On June 16, 1944, Mrs. Saville received a letter from 439 Officer Commanding, S/L Norsworthy. "Eleven days have passed now so we feel that the possibility of [Johnny] being picked up in the sea by our own Air-sea rescue services is remote...John was leading the Squadron on the operation in question, the Pilots went in on the target and because they were concentrating on it, did not notice that John was not with them until they pulled up and were on their way home. We immediately sent out an Air-sea rescue search, which was done in the face of severe anti-aircraft fire, so I know you will agree that we did everything we could. However, they did not see any dinghy.....Johnny as well as being a very good Flight Commander with all his Pilots solidly beind him, was also everybody's friend. In his quiet, self-assured way, he was a wonderful steadying influence on the younger fellows...We have a great team here which has trained hard and has now been tested in battle; Johnny was an important player and had had numerous successes with his Flight."

On August 3, 1945, a letter written by Reverend Philip S. Watson, brother in law to Saville, asked if the body that had washed ashore five weeks after the crash, might be Saville.

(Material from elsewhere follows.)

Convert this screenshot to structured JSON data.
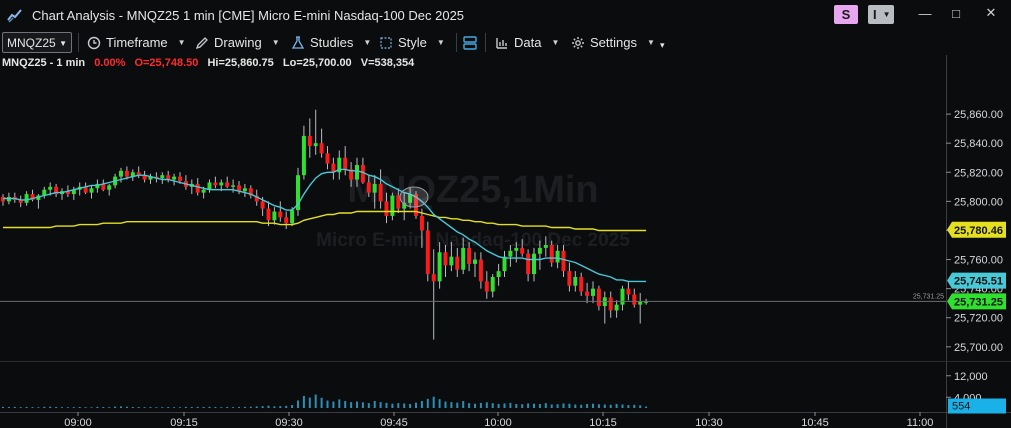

In 1989, Mr. Mick Peters of the Guernsey Nautical Archaeology Team found Saville's aircraft about 200 feet offshore in the Bay of Castle Cornet. See photos for more information.